Rentier capitalism (or rent seeking capitalism) is a system wherein monopoly control leads to extraordinary or “super-profits” for a few without the system delivering any increased value or contribution to society. It’s also the non-market extraction of surplus — i.e., political connections, legal impediments to competition, government-granted privileges, and captured regulators — that is the basis for economic profit rather than innovation in serving the customer. It’s creating wealth for the rentier capitalist without creating wealth for society.
Such a system is predominant in the Philippines, which is the most concentrated economy in Asia with monopolies and duopolies controlling the strategic sectors of the economy, and where political connection or “penetrating the state” is the basis of profit. Fake nationalism, characterized by protectionism, is used to solidify monopolistic control.
Rentier or rent-seeking capitalism explains the country’s high-income inequality, the deep resentments against “imperial Manila,” the regionalism and tribalism, even the absence of the rule of law. Since monopoly power and political connections are the basis of profit, it’s a system, as my friend Dr. Raul Fabella says, where the rules themselves as for sale, leading to malgovernance, economic chaos, investment uncertainty, and widespread corruption.
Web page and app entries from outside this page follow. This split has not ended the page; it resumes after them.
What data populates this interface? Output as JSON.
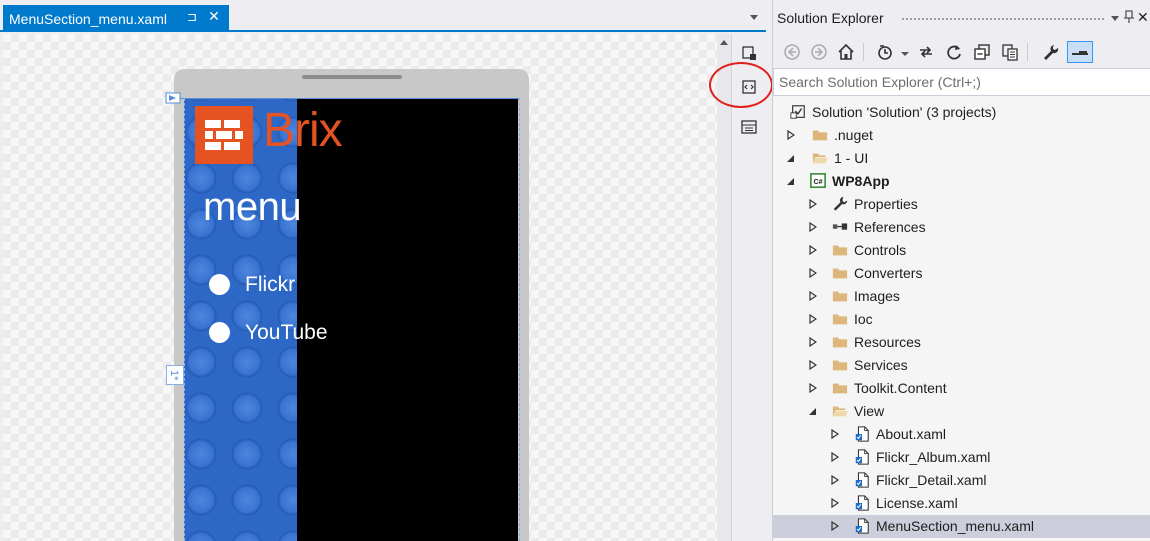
{
  "designer": {
    "tab": {
      "title": "MenuSection_menu.xaml",
      "pin_glyph": "⊐",
      "close_glyph": "✕"
    },
    "preview": {
      "app_name": "Brix",
      "page_title": "menu",
      "menu_items": [
        "Flickr",
        "YouTube"
      ],
      "row_marker": "1*"
    },
    "colors": {
      "accent": "#007acc",
      "brand": "#e55322",
      "annotation": "#e0201a"
    }
  },
  "solution_explorer": {
    "title": "Solution Explorer",
    "search_placeholder": "Search Solution Explorer (Ctrl+;)",
    "toolbar": [
      "back-icon",
      "forward-icon",
      "home-icon",
      "history-icon",
      "sync-icon",
      "refresh-icon",
      "collapse-all-icon",
      "show-all-files-icon",
      "properties-icon",
      "preview-icon"
    ],
    "tree": [
      {
        "label": "Solution 'Solution' (3 projects)",
        "icon": "solution-icon",
        "level": 0,
        "expander": "none"
      },
      {
        "label": ".nuget",
        "icon": "folder-icon",
        "level": 0,
        "expander": "collapsed"
      },
      {
        "label": "1 - UI",
        "icon": "folder-open-icon",
        "level": 0,
        "expander": "expanded"
      },
      {
        "label": "WP8App",
        "icon": "csharp-project-icon",
        "level": 1,
        "expander": "expanded",
        "bold": true
      },
      {
        "label": "Properties",
        "icon": "wrench-icon",
        "level": 2,
        "expander": "collapsed"
      },
      {
        "label": "References",
        "icon": "references-icon",
        "level": 2,
        "expander": "collapsed"
      },
      {
        "label": "Controls",
        "icon": "folder-icon",
        "level": 2,
        "expander": "collapsed"
      },
      {
        "label": "Converters",
        "icon": "folder-icon",
        "level": 2,
        "expander": "collapsed"
      },
      {
        "label": "Images",
        "icon": "folder-icon",
        "level": 2,
        "expander": "collapsed"
      },
      {
        "label": "Ioc",
        "icon": "folder-icon",
        "level": 2,
        "expander": "collapsed"
      },
      {
        "label": "Resources",
        "icon": "folder-icon",
        "level": 2,
        "expander": "collapsed"
      },
      {
        "label": "Services",
        "icon": "folder-icon",
        "level": 2,
        "expander": "collapsed"
      },
      {
        "label": "Toolkit.Content",
        "icon": "folder-icon",
        "level": 2,
        "expander": "collapsed"
      },
      {
        "label": "View",
        "icon": "folder-open-icon",
        "level": 2,
        "expander": "expanded"
      },
      {
        "label": "About.xaml",
        "icon": "xaml-file-icon",
        "level": 3,
        "expander": "collapsed"
      },
      {
        "label": "Flickr_Album.xaml",
        "icon": "xaml-file-icon",
        "level": 3,
        "expander": "collapsed"
      },
      {
        "label": "Flickr_Detail.xaml",
        "icon": "xaml-file-icon",
        "level": 3,
        "expander": "collapsed"
      },
      {
        "label": "License.xaml",
        "icon": "xaml-file-icon",
        "level": 3,
        "expander": "collapsed"
      },
      {
        "label": "MenuSection_menu.xaml",
        "icon": "xaml-file-icon",
        "level": 3,
        "expander": "collapsed",
        "selected": true
      }
    ]
  }
}
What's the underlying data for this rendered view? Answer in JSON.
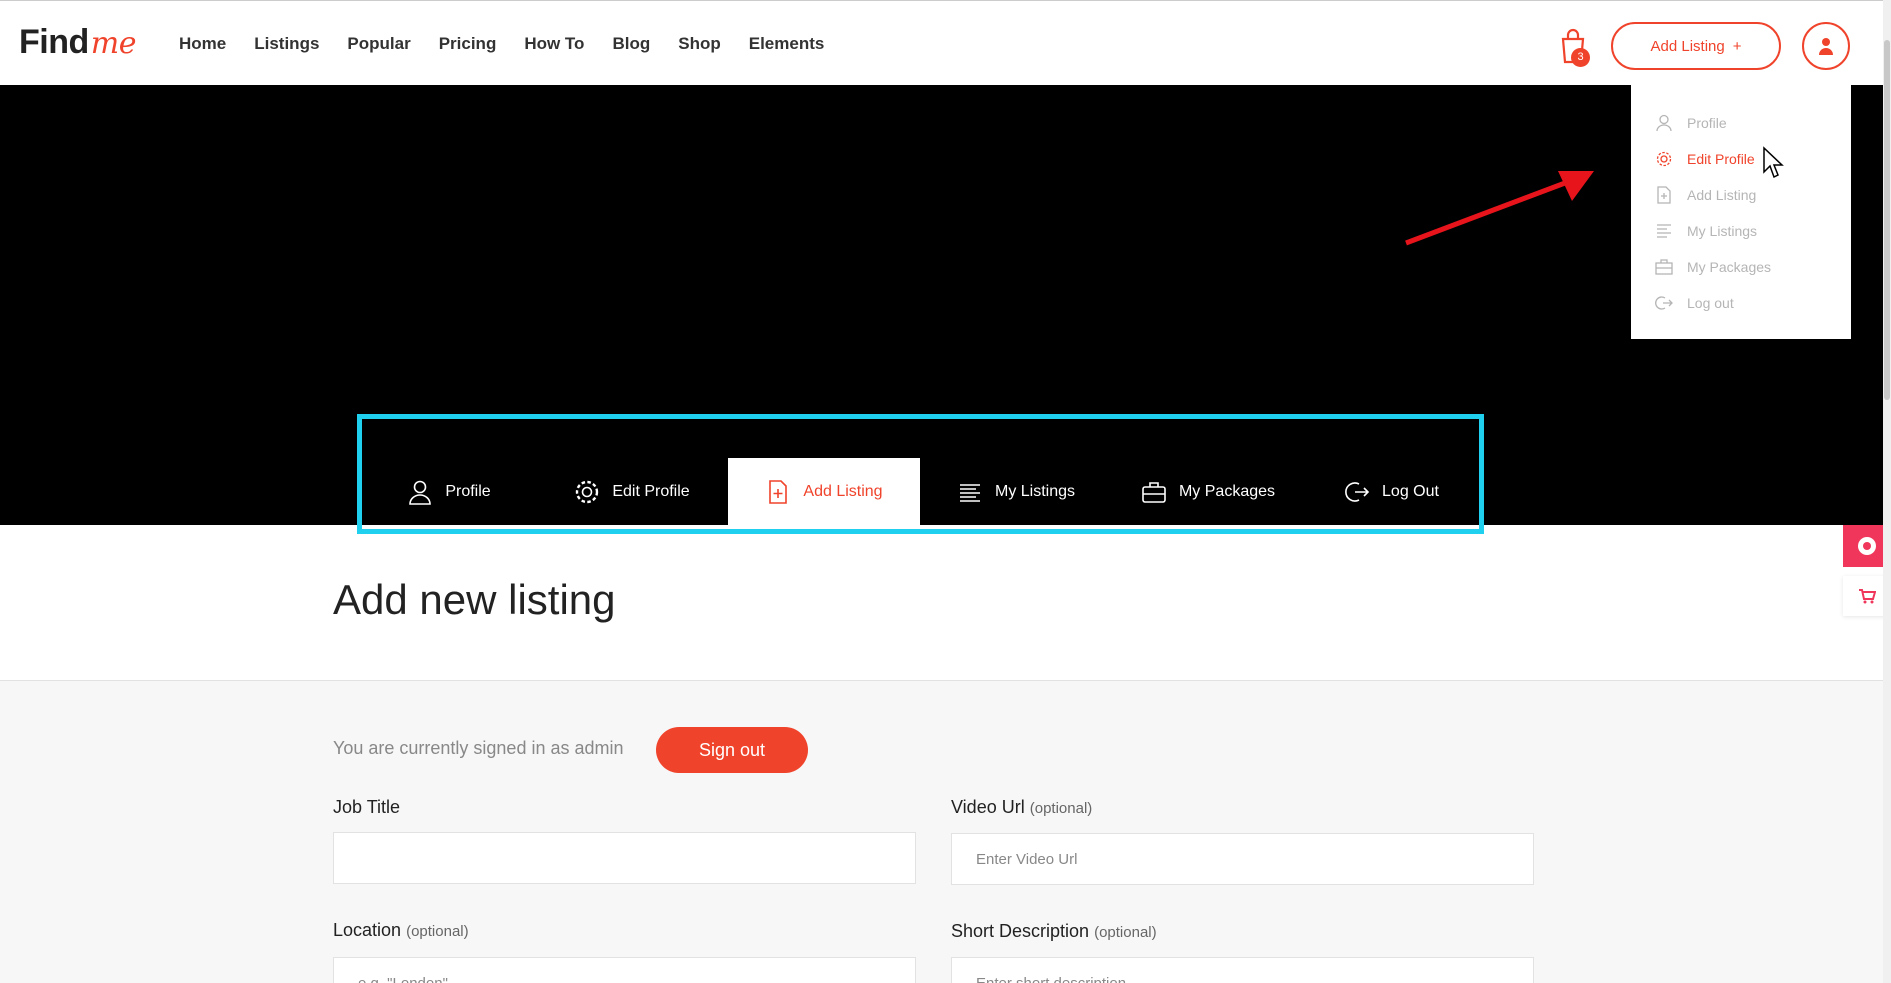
{
  "header": {
    "logo_main": "Find",
    "logo_script": "me",
    "nav": [
      "Home",
      "Listings",
      "Popular",
      "Pricing",
      "How To",
      "Blog",
      "Shop",
      "Elements"
    ],
    "cart_count": "3",
    "add_listing_label": "Add Listing",
    "add_listing_plus": "+"
  },
  "dropdown": {
    "items": [
      {
        "label": "Profile",
        "icon": "user-icon"
      },
      {
        "label": "Edit Profile",
        "icon": "gear-icon",
        "active": true
      },
      {
        "label": "Add Listing",
        "icon": "file-plus-icon"
      },
      {
        "label": "My Listings",
        "icon": "list-icon"
      },
      {
        "label": "My Packages",
        "icon": "briefcase-icon"
      },
      {
        "label": "Log out",
        "icon": "logout-icon"
      }
    ]
  },
  "tabs": [
    {
      "label": "Profile",
      "icon": "user-icon"
    },
    {
      "label": "Edit Profile",
      "icon": "gear-icon"
    },
    {
      "label": "Add Listing",
      "icon": "file-plus-icon",
      "active": true
    },
    {
      "label": "My Listings",
      "icon": "list-icon"
    },
    {
      "label": "My Packages",
      "icon": "briefcase-icon"
    },
    {
      "label": "Log Out",
      "icon": "logout-icon"
    }
  ],
  "page": {
    "title": "Add new listing",
    "signed_in_text": "You are currently signed in as admin",
    "sign_out_label": "Sign out"
  },
  "form": {
    "job_title": {
      "label": "Job Title",
      "value": ""
    },
    "video_url": {
      "label": "Video Url",
      "optional": "(optional)",
      "placeholder": "Enter Video Url"
    },
    "location": {
      "label": "Location",
      "optional": "(optional)",
      "placeholder": "e.g. \"London\""
    },
    "short_description": {
      "label": "Short Description",
      "optional": "(optional)",
      "placeholder": "Enter short description"
    }
  },
  "colors": {
    "accent": "#f0432b",
    "highlight_box": "#1fd0ef",
    "annotation_arrow": "#e8141c"
  }
}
True capitalism, on the other hand, is a system where profit is derived from innovation (say, with a better product, such as a meat-free hamburger; system of distribution, such as online selling; technology, such as cloud computing, etc.) and the capitalist constantly reinvests profit to innovate to capture “extraordinary profit.” This results in economic dynamism, or “creative destruction” in the words of economist Joseph Schumpeter.
In contrast to rentier capitalism, true capitalism prospers on the back of a “level playing field” or rule of law.
Capitalism that’s oriented to the global market is particularly dynamic, because competition is fierce. Monopolistic privileges are difficult (perhaps only with a patent or copyright) if not impossible to attain.
True capitalism is also absent in the countryside. Instead, what we have is statism, i.e., over-centralization and control of the state in economic affairs. Farmers aren’t allowed to expand beyond five hectares. Agrarian reform beneficiaries aren’t allowed to rent or sell their lands within 10 years of the grant or where they have unpaid amortizations (most haven’t paid because these very same restrictions have eroded the value of their land). To rent out your land, you need government approval. Agrarian Reform Beneficiaries can only sell to other ARBs designated by the central government. A good number still have collective titles issued by the government, robbing farmers of the incentive to improve their lands.
Statism explains why there’s lack of capitalism in the countryside — the lack of agri-entrepreneurs who will use management, science, and technology to increase productivity and therefore, improve the lives of farming communities.
Statism replaced feudalism in the countryside and made the farmers worse off. An incompetent, inefficient, and corrupt state replaced the landlord.
Statism explains the lack of economic dynamism, poor productivity, and widespread poverty in the countryside and all the social and political evils they spawn. The result is income inequality, lack of economic opportunity, widespread hopelessness, drug addiction, and rural insurgency, all of which feed a hunger for populist authoritarianism. The lack of rural capitalists means the absence of a strong middle class, which could act as a check to political dynasties.
We are told that simply changing the persons in power with genteel leaders will save Philippine democracy. That is misleading and untrue. In the Philippines, populist authoritarianism is the fruit of a system where rentier capitalism and statism rule.
Democracy is under threat all over the world, even in the United States. However, in the Philippines, the solution to democratic retreat is different. Not a social market economy, but capitalism, will save Philippine democracy.
Calixto V. Chikiamco is a board director of the Institute for Development and Econometric Analysis.